The timeliness that the museum is set to open its doors at the end of the tenure of President Barack Obama and during a period where there is a need for clarity and understanding around issues of race are nothing short of divine.
This journey began in 2005 when the museum’s director, Lonnie Bunch was driving from Chicago to Washington, D.C., for a new job as the founding director of the Smithsonian’s National Museum of African American History and Culture. Bunch shares, “It was an opportunity, and an obligation to my community, that far outweighed my reservations.”
The museum will be dedicated fittingly by President Barack Obama, and will serve as a place where all Americans can learn about the richness and diversity of the African American experience. They will have the chance to experience what it means to their lives and how it helped shape this nation. A place that transcends the boundaries of race and culture that divide us, and becomes a lens into a story that unites us all, according to the museum’s site.
Other great finds at the museum will be the exhibit known as “Objects of Power” which includes historical artifacts from the museum as narrated by familiar voices such as, Physician and NASA Astronaut, Mae Jemison, Congressman and Civil Rights Leader, John Lewis, Political Activist, Angela Y. Davis, Media Proprietor, Oprah Winfrey, Singer/Songwriter Sheila E., just to name a few.
The grand opening weekend for the museum will have a concert featuring Living Colour, Public Enemy, The Roots, Experience Unlimited (EU), Meshell Ndegeocello, and a special guest to be announced.
The weekend will also feature Freedom Sounds: A Community Celebration that will include musical performances, dance, spoken word, oral history activities, a drum circle, storytelling, and interactive workshops and a mural wall by artist Cey Adams.
There will be opportunities to explore and celebrate the museum’s rich content and stories.

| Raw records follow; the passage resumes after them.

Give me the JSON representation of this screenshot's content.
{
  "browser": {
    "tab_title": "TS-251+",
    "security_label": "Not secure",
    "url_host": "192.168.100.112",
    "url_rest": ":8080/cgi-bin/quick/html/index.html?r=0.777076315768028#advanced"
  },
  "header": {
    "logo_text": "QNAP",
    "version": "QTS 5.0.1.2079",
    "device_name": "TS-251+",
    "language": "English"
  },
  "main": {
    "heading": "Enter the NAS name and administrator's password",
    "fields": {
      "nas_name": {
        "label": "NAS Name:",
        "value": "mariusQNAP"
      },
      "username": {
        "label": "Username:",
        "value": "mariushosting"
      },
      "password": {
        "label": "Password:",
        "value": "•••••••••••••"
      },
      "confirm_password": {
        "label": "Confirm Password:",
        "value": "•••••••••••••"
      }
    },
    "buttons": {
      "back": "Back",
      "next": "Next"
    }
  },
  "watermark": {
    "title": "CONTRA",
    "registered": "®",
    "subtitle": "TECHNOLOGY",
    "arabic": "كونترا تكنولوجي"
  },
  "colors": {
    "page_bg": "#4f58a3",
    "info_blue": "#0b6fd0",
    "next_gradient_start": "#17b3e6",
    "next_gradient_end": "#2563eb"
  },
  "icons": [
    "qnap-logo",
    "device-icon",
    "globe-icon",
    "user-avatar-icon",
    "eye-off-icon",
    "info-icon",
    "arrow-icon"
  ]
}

The festival will include all the Southern and Caribbean cuisine your heart desires including southern BBQ, soul food, Caribbean jerk, and more.
** The features highlighted in this article are from Smithsonian magazine’s September issue.
For more information, please visit www.smithsonianmag.com.